John Ellis’s detailed analysis of A Matter of Life and Death (“Watching Death at Work”) could serve as a model for how to apply the theoretical perspectives of Screen to a critical methodology without drowning readers in jargon or alienating them with elitist postures; and as a careful consideration of how narrative, realism, and sexuality are articulated in this film, the observations are both acute and suggestive. Significantly, these are tied to an analysis of the film’s initial press reception, which complements the historical research done elsewhere in the book by the editor: a nearly 50-page “chronicle” (combining biofilmography and bibliography) of the careers of Powell and Emeric Pressburger, his principal collaborator, which leads off the collection; a study of the English press’s scandalized response to Peeping Tom, in relation to the “illicit pleasure principle of cinema” that the film broaches; and a documented account of the diverse efforts made by Winston Churchill to suppress The Life and Death of Colonel Blimp in 1942-43, brought to light by Christie’s own discovery of the relevant correspondence.

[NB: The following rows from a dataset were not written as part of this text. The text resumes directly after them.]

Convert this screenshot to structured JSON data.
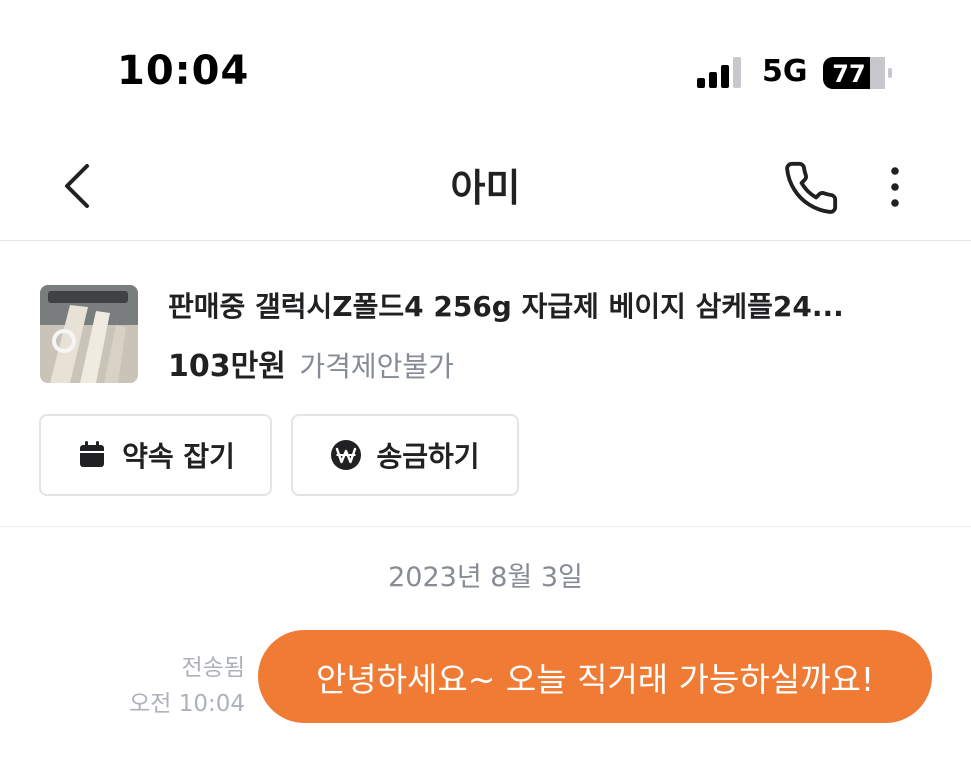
{
  "status_bar": {
    "time": "10:04",
    "network": "5G",
    "battery": "77",
    "signal_icon": "signal-bars-icon",
    "battery_icon": "battery-icon"
  },
  "nav": {
    "title": "아미",
    "back_icon": "chevron-left-icon",
    "call_icon": "phone-icon",
    "more_icon": "more-vertical-icon"
  },
  "product": {
    "title": "판매중 갤럭시Z폴드4 256g 자급제 베이지 삼케플24...",
    "price": "103만원",
    "price_note": "가격제안불가"
  },
  "actions": [
    {
      "label": "약속 잡기",
      "icon": "calendar-icon"
    },
    {
      "label": "송금하기",
      "icon": "won-coin-icon"
    }
  ],
  "chat": {
    "date": "2023년 8월 3일",
    "messages": [
      {
        "status": "전송됨",
        "time": "오전 10:04",
        "text": "안녕하세요~ 오늘 직거래 가능하실까요!"
      }
    ]
  },
  "colors": {
    "accent": "#ef7b35",
    "text_primary": "#212124",
    "text_secondary": "#868b94",
    "border": "#e2e4e8"
  }
}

On the other side of the spectrum, Paul Willemen’s 87-page Ophüls assigns itself the perverse task of accumulating diverse materials and then striving to give them as little use value as possible, apart from pursuing a parochial exercise in polemical spite. After noting in his Preface that any justification for his editorial choices is “‘impossible’ from a position within the institution,” Willemen starts things rolling with a “Familographic Romance” –- a career chronicle promising a good deal more than Christie’s while delivering considerably less — before proceeding to a set of documents and articles.
Much of the latter will undoubtedly be useful to Ophüls scholars: a Cahiers du cinéma interview, two texts by Ophüls, recent studies by Frieda Grafe, new theoretical texts by Masao Yamaguchi and Willemen himself, and a reprint of Stephen Heath’s “The Question Oshima” (which uses Letter to an Unknown Woman as a reference point) with a postscript added. What remains pointedly absent is any argument as to why anyone should be an Ophüls scholar in the first place. And more casual readers looking for information are likely to be frustrated: an early work as important as La signora di Tutti gets no treatment beyond a short filmographical reference, while the early critical writing of Andrew Sarris on Ophüls isn’t even acknowledged.
In their insistence on playing auteurist games while simultaneously denouncing them as practiced by others, Willemen and Heath promote an unpleasantly self-serving and snobbish stance that dilutes and detracts from the value of their own insights. The idealist model conjured up by Heath for Oshima’s Empire of the Senses, whereby scenes are organized in a pattern of repetition “with no narrative pattern of recall, advance, resolution,” is obviously different in intent from the idealist models of “transcendental” auteurism, but remains idealist none the less; and Willemen’s characterization of Ophüls’ cinema as “the dramatization of repression” continually begs the question of why Ophüls should serve as a more interesting example of this process than any other commercial filmmaker. In both cases, the limitations and tautologies of the reference points insure that the field of inquiry remains narrow, perpetuating the kind of alienating dogmatism that helps to give film theory a bad name. — JONATHAN ROSENBAUM